Building codes determine the conditions builders must meet to construct, repair, and demolish buildings and facilities within an administrative unit’s boundaries. They are administrative decisions issued by local administrative units’ councils and approved by the governorates and the Ministry of Public Works and Housing.
Each administrative unit in Syria issues its own building code according to the criteria of that area’s zoning plans and based on any relevant urban planning laws in effect. Building codes determine, among other issues, what percentage of a real estate plot may be built upon, the height of each storey, and the distances between buildings and other regulations, among other things.
Under the Urban Planning Law, issued in Decree No. 5 of 1982 and its amendments, urban planning in an area includes issuing building codes for residential complexes and any general and detailed zoning plans.
Administrative units are responsible for building codes in their local residential areas. Administrative units then announce their codes and invite local stakeholders to review it and present any objections within a 30-day period. Afterwards, the codes are issued via decrees by the Minister of Housing and the local administrative units of any remaining cities and towns in the governorate. Building codes that have already been approved may be amended one year after their issuance and any subsequent updates every three years.
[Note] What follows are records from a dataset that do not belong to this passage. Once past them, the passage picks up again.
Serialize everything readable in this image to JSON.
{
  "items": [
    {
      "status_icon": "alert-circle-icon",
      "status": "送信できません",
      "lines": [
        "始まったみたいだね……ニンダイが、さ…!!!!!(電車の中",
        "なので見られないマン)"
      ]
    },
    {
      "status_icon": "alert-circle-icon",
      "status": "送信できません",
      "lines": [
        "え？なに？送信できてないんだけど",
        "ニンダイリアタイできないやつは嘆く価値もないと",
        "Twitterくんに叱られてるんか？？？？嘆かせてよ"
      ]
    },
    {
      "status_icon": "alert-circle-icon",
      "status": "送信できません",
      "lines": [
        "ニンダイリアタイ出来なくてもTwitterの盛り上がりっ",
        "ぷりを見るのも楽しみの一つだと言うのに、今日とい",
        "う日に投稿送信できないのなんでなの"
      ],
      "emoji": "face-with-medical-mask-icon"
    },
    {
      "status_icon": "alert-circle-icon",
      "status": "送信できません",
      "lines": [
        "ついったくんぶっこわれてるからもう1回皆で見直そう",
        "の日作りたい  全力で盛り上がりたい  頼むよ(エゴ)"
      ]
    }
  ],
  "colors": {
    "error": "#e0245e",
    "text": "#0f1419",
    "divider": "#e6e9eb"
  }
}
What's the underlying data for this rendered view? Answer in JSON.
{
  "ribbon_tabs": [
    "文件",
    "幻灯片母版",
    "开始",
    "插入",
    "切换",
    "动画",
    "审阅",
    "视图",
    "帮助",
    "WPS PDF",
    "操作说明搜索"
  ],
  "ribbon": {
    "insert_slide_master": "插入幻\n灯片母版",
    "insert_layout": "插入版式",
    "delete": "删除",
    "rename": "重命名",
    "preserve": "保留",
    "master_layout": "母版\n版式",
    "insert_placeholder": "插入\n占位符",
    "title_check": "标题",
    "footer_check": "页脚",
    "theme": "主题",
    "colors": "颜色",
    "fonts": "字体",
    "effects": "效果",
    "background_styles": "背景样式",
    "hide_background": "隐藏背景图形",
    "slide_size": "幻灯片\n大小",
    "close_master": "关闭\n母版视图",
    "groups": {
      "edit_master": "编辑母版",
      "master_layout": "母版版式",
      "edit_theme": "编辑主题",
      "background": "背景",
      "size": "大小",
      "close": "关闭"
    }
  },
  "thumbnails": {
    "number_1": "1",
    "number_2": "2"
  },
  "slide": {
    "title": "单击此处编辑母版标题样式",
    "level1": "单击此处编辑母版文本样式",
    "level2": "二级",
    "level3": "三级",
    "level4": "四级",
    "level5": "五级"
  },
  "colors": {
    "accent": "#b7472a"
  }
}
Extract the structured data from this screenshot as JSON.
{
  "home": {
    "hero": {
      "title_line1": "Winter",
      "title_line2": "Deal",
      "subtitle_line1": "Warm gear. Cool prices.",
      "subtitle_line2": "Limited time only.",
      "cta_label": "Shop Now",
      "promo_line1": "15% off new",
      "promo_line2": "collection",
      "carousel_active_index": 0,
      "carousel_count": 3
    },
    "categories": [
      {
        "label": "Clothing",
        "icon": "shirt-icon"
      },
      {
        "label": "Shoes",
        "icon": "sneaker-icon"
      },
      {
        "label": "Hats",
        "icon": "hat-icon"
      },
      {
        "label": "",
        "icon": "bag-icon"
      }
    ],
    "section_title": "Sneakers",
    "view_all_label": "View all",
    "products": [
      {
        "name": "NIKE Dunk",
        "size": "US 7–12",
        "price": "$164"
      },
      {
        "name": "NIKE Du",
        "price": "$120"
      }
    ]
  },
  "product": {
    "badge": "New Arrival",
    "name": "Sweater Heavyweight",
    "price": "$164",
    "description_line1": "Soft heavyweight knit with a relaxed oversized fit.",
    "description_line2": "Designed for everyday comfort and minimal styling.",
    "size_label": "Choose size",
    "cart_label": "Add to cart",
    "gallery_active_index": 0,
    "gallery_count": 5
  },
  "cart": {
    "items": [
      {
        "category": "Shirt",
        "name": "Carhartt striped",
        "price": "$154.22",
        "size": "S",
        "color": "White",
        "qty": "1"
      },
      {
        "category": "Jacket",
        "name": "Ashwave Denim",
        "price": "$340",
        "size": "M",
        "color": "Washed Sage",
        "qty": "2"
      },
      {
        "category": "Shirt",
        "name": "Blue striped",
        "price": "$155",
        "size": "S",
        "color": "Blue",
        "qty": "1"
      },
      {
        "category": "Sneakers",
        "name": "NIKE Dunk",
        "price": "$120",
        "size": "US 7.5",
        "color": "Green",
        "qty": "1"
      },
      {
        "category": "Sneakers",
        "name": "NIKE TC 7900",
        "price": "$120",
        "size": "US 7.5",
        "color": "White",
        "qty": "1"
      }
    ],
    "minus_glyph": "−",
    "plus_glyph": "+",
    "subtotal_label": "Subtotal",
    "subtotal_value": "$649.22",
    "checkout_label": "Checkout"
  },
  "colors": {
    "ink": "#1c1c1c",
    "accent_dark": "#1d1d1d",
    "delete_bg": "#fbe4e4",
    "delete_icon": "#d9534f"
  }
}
In addition to Syria’s local administrative units, historic city centres within such units, as well as industrial zones and tourism sites, have their own special building codes. Rules in these areas have additional conditions related to the zoning plans and, if applicable, historic legal specifications already in place for heritage sites.
Builders may not obtain construction, restoration, repair, or building completion permits without the approval of the administrative unit’s local council, which decides whether the proposed activity conforms with existing building codes.
Decree No. 40 and building codes
Decree No. 40 of 2012, which focuses on unlicensed buildings, states that anyone who breaks a building code may face three months to a year of imprisonment. Violations include exceeding building height limits or building setback regulations, i.e. constructing structures outside the zoning plans.
The decree also stipulates one to three years of prison for anyone who constructs unlicensed buildings that violate building code, i.e. by constructing more than the permitted number storeys or by removing the soil completely or partially beneath the buildings’ foundations.
At the same time, Decree No. 40 allowed for administrative units to settle any violations committed before the decree was issued provided that perpetrators have breached building code requirements, i.e. certain duties, storeys, setbacks, and surface area. In order to settle a violation, the decree requires a technical report approved by the Engineers’ Syndicate proving that the building in question is capable of bearing the appropriate number of storeys allowed by building code.
Prime Ministerial Circular No. 15/271, issued in April 2017, focused on construction requirements and conditions for obtaining construction permits. One of the conditions for finishing construction on existing buildings is for these structures to become compatible with the building code.